Lumbar herniated disc pain
Symptoms of a lumbar herniated disc vary widely—from moderate pain in the back and buttock to widespread numbness and weakness requiring immediate medical care.
In the vast majority of cases, the pain eases within six weeks. But despite its short duration, the pain can be excruciating and make it difficult to participate in everyday activities and responsibilities. For some, the pain can become chronic and/or debilitating.
It is common for a herniated disc to press against, or inflame, a nearby nerve, causing pain to radiate along the length of the nerve. A lumber herniated disc is the most common cause of sciatica, leg pain along the sciatic nerve down the back of the leg.
These are some general characteristics of lumbar herniated disc pain:
- Leg pain. The leg pain is typically worse than low back pain. If the pain radiates along the path of the large sciatic nerve in the back of the leg, it is referred to as sciatica or a radiculopathy.
- Nerve pain. The most noticeable symptoms are usually described as nerve pain in the leg, with the pain being described as searing, sharp, electric, radiating, or piercing.
- Variable location of symptoms. Depending on variables such as where the disc herniates and the degree of herniation, symptoms may be experienced in the low back, buttock, front or back of the thigh, the calf, foot and/or toes, and typically affects just one side of the body.
- Neurological symptoms. Numbness, a pins-and-needles feeling, weakness, and/or tingling may be experienced in the leg, foot, and/or toes.
- Foot drop. Neurological symptoms caused by the herniation may include difficulty lifting the foot when walking or standing on the ball of the foot, a condition known as foot drop.
- Lower back pain. Lower back pain may be present, but not always. The low back pain may be described as dull or throbbing, and may be accompanied by stiffness. If the herniated disc causes lower back muscle spasm, the pain may be alleviated somewhat by a day or two of relative rest, applying ice or heat, sitting in a supported recliner or lying flat on the back with a pillow under the knees.
- Pain that worsens with movement. Pain may follow prolonged standing or sitting, or after walking even a short distance.

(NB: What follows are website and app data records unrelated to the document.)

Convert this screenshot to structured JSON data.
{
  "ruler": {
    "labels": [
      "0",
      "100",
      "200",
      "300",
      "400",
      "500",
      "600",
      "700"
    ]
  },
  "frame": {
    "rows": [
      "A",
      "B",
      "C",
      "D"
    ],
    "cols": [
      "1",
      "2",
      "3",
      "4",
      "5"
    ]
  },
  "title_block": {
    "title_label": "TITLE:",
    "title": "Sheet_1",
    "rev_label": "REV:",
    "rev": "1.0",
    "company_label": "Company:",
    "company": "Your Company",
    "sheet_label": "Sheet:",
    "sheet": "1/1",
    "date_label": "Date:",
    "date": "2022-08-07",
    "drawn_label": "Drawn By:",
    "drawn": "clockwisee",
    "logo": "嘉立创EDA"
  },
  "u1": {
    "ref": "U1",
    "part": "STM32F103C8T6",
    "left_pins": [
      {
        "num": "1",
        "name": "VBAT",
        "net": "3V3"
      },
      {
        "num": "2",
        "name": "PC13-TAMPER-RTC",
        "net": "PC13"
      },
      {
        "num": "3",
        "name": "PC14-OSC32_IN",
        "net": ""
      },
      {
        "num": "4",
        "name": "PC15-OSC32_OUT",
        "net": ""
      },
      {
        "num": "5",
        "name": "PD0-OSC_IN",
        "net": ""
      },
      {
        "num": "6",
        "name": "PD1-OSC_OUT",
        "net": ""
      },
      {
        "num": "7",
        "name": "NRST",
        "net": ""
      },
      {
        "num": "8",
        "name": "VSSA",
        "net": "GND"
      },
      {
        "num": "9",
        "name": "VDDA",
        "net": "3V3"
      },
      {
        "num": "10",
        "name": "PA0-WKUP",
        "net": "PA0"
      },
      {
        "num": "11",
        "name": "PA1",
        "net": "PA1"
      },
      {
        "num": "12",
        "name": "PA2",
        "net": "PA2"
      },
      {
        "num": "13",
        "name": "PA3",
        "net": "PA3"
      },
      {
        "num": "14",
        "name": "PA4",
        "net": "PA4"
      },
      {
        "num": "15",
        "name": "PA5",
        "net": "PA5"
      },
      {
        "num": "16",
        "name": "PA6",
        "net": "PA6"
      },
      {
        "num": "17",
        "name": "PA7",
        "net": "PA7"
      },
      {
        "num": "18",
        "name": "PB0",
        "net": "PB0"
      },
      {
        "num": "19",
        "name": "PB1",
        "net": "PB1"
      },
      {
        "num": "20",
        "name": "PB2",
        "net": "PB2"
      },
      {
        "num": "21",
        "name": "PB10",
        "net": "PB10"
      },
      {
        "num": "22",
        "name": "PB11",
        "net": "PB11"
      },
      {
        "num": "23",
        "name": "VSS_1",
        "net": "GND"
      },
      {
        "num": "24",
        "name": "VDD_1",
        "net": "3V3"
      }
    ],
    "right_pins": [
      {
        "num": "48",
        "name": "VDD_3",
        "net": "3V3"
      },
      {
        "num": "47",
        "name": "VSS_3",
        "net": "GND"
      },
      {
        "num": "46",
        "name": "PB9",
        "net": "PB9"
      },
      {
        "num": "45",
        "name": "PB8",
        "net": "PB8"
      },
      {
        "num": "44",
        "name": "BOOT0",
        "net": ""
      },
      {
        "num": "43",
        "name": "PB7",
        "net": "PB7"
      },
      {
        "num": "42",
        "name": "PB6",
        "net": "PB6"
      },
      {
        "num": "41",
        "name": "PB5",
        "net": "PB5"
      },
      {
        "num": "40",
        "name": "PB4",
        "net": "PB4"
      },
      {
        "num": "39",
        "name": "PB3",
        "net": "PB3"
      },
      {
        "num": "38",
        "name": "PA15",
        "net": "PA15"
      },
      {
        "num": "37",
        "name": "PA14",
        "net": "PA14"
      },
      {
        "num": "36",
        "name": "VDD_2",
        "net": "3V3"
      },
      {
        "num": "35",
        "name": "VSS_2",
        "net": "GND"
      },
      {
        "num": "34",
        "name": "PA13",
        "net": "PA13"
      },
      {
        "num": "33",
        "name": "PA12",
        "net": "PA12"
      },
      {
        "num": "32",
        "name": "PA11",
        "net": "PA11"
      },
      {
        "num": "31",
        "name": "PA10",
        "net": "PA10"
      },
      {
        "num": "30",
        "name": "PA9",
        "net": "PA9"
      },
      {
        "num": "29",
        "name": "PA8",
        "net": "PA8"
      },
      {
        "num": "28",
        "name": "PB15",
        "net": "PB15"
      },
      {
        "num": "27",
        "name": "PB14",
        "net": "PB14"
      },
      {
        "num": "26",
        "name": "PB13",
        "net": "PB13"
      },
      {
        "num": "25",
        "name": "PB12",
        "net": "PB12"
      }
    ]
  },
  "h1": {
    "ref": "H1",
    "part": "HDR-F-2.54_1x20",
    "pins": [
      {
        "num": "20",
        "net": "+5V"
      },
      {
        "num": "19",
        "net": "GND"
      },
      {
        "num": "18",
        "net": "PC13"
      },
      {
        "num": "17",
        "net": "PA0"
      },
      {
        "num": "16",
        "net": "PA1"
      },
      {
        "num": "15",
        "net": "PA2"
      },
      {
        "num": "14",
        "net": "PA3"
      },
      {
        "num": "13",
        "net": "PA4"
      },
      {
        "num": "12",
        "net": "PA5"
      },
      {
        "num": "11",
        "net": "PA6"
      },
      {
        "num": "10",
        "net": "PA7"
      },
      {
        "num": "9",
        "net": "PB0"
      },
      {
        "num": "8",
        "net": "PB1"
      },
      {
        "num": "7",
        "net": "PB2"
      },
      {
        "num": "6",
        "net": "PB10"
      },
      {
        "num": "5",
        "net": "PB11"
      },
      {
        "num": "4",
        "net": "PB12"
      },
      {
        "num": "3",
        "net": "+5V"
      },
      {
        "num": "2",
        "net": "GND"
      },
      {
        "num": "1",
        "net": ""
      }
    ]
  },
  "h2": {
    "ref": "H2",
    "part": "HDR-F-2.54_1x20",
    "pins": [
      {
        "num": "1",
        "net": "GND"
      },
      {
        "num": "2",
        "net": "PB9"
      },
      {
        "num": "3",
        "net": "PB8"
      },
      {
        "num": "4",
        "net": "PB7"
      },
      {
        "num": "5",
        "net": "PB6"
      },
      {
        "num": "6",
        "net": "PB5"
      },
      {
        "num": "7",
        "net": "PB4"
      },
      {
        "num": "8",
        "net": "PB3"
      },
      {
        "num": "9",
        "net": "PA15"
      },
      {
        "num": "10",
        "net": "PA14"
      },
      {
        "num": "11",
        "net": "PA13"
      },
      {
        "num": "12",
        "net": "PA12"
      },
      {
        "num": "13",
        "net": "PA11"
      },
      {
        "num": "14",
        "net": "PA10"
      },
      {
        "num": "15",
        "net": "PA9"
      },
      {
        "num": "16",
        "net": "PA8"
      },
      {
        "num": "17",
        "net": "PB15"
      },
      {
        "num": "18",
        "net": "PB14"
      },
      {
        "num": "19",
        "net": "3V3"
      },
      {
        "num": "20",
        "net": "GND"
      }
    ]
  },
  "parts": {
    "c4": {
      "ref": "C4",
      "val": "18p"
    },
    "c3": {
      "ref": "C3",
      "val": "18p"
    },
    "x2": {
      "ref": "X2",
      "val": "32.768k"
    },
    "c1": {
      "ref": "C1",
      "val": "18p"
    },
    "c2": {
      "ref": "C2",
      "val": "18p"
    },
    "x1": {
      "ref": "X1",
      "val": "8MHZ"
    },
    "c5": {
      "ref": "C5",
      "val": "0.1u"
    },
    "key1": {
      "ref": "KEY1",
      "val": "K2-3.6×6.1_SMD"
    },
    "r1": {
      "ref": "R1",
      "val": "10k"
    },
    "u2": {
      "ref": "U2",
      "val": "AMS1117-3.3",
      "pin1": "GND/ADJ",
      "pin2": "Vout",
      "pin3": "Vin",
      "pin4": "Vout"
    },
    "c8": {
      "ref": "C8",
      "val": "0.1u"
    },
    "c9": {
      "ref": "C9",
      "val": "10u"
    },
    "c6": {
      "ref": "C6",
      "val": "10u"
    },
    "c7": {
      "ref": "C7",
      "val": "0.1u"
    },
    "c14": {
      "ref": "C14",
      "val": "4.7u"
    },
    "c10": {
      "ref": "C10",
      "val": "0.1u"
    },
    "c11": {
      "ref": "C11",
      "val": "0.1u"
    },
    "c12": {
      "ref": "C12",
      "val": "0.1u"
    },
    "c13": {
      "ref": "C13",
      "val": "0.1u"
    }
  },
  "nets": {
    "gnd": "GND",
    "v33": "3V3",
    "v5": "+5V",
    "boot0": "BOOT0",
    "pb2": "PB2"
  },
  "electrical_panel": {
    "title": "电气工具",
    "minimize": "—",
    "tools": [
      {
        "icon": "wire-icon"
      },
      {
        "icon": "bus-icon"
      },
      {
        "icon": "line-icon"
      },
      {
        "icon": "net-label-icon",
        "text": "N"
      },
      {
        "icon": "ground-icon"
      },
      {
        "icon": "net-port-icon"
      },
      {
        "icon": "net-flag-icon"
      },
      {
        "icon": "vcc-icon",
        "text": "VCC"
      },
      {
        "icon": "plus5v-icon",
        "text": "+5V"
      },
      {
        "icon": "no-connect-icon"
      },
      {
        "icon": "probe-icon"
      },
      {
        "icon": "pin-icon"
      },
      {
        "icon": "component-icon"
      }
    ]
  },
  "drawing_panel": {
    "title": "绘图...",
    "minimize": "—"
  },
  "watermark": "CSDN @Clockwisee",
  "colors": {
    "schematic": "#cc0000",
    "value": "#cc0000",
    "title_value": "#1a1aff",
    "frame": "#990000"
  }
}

A laugh, sneeze, or other sudden action may also intensify the pain.
Rare but Dangerous Symptoms of Lumbar Herniated Disc
A loss of bladder or bowel control, lower back pain, numbness in the saddle area, and/or weakness in both legs are signs of a rare but serious condition called cauda equina syndrome.
Location of Nerve Impingement Is Key:
- L3 or L4 impingement from a herniated disc may lead to an abnormal reflex when the area just below the knee is tapped with the rubberized reflex hammer
- L5 nerve impingement (at the L4-L5 level) from a herniated disc can cause symptoms such as weakness in extending the big toe and potentially in the ankle,
- S1 nerve impingement (at the L5-S1 level) from a herniated disc may cause loss of the ankle reflex and/or weakness that makes it difficult for patients to stand on their toes or on the ball of the foot.